“From that affidavit, and from various newspaper reports which are easily available online, for example the 2004 report by Guardian reporter Avalene Harris, where she reported on the preliminary enquiry, and she reported, ‘Cross-examination continued yesterday with Cpl Joanne Archie being grilled by Reginald Armour, SC, representing former finance minister Brian Kuei Tung’ …it appears the attorney general stated an untruth in his affidavit.”

Lalla was asked if it was not possible that an advocate might not recollect something like that.

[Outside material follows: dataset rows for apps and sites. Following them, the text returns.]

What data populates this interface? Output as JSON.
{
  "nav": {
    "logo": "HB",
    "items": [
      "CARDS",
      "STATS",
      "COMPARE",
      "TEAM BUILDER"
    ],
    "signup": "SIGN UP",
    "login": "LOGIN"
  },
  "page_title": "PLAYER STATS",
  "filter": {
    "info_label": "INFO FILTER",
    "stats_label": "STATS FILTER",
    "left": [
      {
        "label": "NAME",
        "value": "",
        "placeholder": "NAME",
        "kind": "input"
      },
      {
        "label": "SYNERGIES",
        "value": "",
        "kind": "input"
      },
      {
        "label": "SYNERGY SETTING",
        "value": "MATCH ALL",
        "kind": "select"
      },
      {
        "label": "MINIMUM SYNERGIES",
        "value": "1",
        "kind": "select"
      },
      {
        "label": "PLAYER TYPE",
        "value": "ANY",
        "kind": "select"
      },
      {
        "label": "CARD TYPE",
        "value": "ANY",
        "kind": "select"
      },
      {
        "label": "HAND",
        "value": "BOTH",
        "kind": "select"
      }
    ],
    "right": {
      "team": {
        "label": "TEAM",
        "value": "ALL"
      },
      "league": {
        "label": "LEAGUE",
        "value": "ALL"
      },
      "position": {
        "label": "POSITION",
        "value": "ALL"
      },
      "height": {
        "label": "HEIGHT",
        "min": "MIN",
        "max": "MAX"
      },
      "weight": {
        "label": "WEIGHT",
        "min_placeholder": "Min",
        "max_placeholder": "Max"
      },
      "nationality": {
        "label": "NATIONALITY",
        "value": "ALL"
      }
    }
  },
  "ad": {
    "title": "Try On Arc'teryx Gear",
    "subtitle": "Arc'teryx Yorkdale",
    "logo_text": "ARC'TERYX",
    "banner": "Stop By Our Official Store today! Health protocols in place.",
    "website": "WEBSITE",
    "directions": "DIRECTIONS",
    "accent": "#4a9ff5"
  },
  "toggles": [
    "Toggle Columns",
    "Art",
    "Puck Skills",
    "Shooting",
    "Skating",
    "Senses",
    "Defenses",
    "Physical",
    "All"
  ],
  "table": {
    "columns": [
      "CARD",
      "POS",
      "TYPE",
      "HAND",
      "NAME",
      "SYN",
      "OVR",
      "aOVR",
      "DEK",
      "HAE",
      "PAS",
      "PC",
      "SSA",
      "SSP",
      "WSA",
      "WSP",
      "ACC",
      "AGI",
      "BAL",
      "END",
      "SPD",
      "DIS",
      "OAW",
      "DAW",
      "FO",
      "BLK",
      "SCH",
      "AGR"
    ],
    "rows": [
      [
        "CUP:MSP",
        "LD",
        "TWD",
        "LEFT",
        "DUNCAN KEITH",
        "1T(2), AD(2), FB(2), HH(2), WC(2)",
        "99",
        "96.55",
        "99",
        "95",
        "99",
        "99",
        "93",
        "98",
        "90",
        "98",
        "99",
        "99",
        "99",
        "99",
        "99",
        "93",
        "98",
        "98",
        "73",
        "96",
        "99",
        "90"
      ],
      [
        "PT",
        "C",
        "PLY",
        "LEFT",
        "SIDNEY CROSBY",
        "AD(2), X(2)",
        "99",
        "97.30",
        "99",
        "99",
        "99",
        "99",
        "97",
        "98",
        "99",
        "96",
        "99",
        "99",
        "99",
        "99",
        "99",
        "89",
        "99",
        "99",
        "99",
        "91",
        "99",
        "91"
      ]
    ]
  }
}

“If he did that, and he did that under penalty of perjury, there are serious consequences for us in TT. Because it now means that we have an attorney general sitting in the Cabinet of the country over whose head a foreign jurisdiction could be holding a sword of Damocles, which cannot be allowed to happen. We cannot have a compromised attorney general sitting in the Cabinet making decisions affecting the lives of citizens of TT, and at the same time facing the potential of penalty by a foreign jurisdiction.

“Further, you cannot have the titular head of the bar of TT being faced with such an allegation…setting such an example for law students…setting such an example for citizens of the country. Because if the priest could play, who is we? It is absolutely wrong. And silence by the attorney general, silence by the prime minister, silence by the legal profession of TT on this issue is untenable.”

Lalla said he believes the proposal to allow Al-Rawi as the client representative for the Florida case under Section 76 (2) and Section 79 of the Constitution “is in conflict with the Constitution.”

In this file photo, Attorney General Reginald Armour, SC, right, is seen with Faris Al-Rawi outside the Hall of Justice in 2020. –

The AG derives responsibility for the administration of all civil legal proceedings from Section 76(2). Section 79 allows the Prime Minister to advise the President to assign another minister responsibility for any business of the government, including the administration of any department of government.

Garvin Nicholas, who served a short stint as attorney general under the UNC, said, “My position is that he should not have to be told that there was such an obvious conflict of interest, his justification of being a junior only compounded the issue and his silence suggests an unwillingness to be transparent and only serves to darken the cloud that now hangs over his involvement in this matter.

“I don’t expect him to resign, given the track record of this government for accepting responsibility for nothing.”

Interim political leader of the National Transformation Alliance and former commissioner of police Gary Griffith, in a WhatsApp response, said, “Public trust and confidence is critical in any arm of government but none more so than the office of the Attorney General. Whilst we will not exacerbate the situation, on reading the ruling clearly there is much for the AG to answer to, and his remaining silent does little to engender public trust and confidence and is at best very troubling indeed.”

In a previous statement, former independent senator and law association president Martin Daly, SC, said the AG can re-assign cases, but mishandled the situation.

“Section 76(2) of the Constitution is expressly subject to section 79. This would permit the AG to have the particular matter re-assigned provided there was compliance and the terms of section 79.

“But, if the newspaper reports are accurate, the matter seems to have been badly handled by Armour having even a preliminary conference with the attorneys in the US, by the ‘note-taker’ assertion and the potential exposure arising out of statements on oath in an affidavit in the US proceedings.

“Another trust and confidence issue has arisen with respect to the office of the AG. If the newspaper reports are accurate, serious and embarrassing mistakes have been made and these mistakes may complicate the validity of the re-assignment of the matter.”